_PROBLEM TO WORK ON_
From the entries below, list each line with "Order".

⁂

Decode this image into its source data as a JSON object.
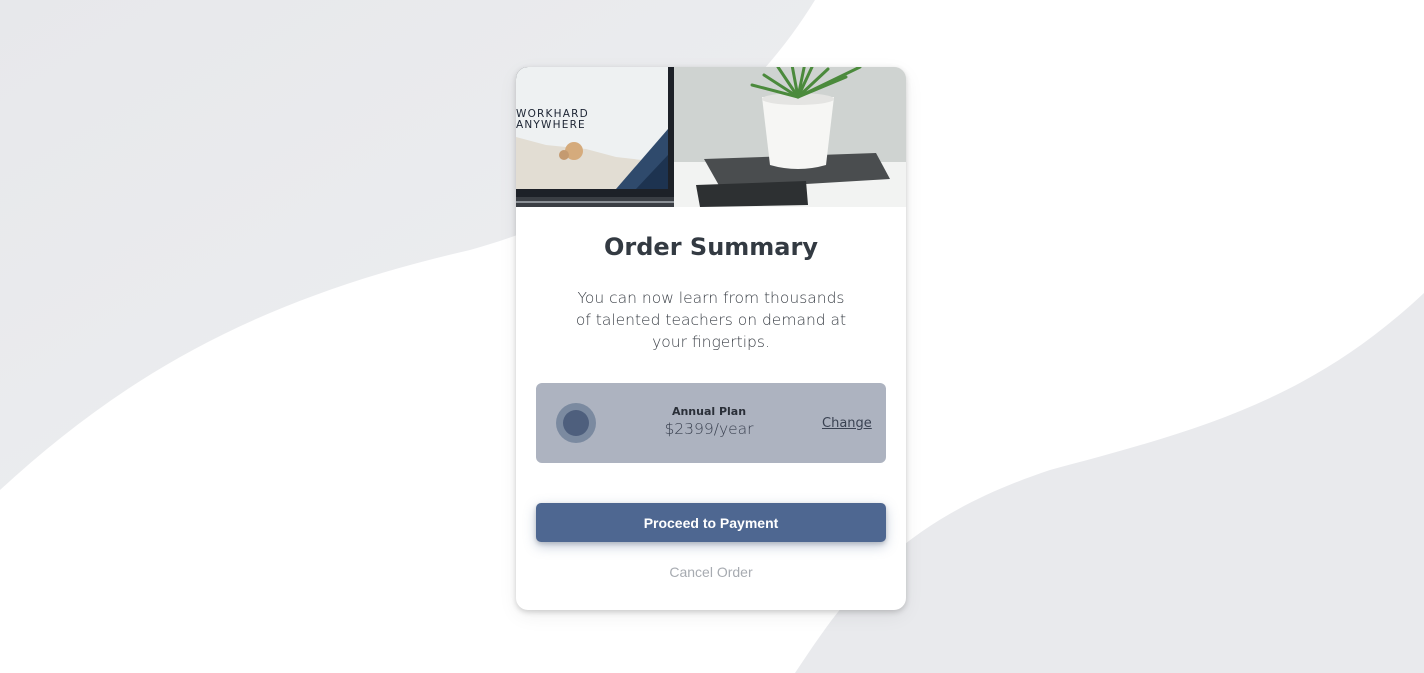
{
  "card": {
    "hero_caption_line1": "WORKHARD",
    "hero_caption_line2": "ANYWHERE",
    "title": "Order Summary",
    "description": "You can now learn from thousands of talented teachers on demand at your fingertips.",
    "plan": {
      "name": "Annual Plan",
      "price": "$2399/year",
      "change_label": "Change",
      "icon": "music-disc-icon"
    },
    "proceed_label": "Proceed to Payment",
    "cancel_label": "Cancel Order"
  },
  "colors": {
    "accent": "#4e6791",
    "plan_bg": "#adb3c0",
    "background_wave": "#e8e9ec"
  }
}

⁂

_YOUR SOLUTION_
    "title": "Order Summary",
    "cancel_label": "Cancel Order"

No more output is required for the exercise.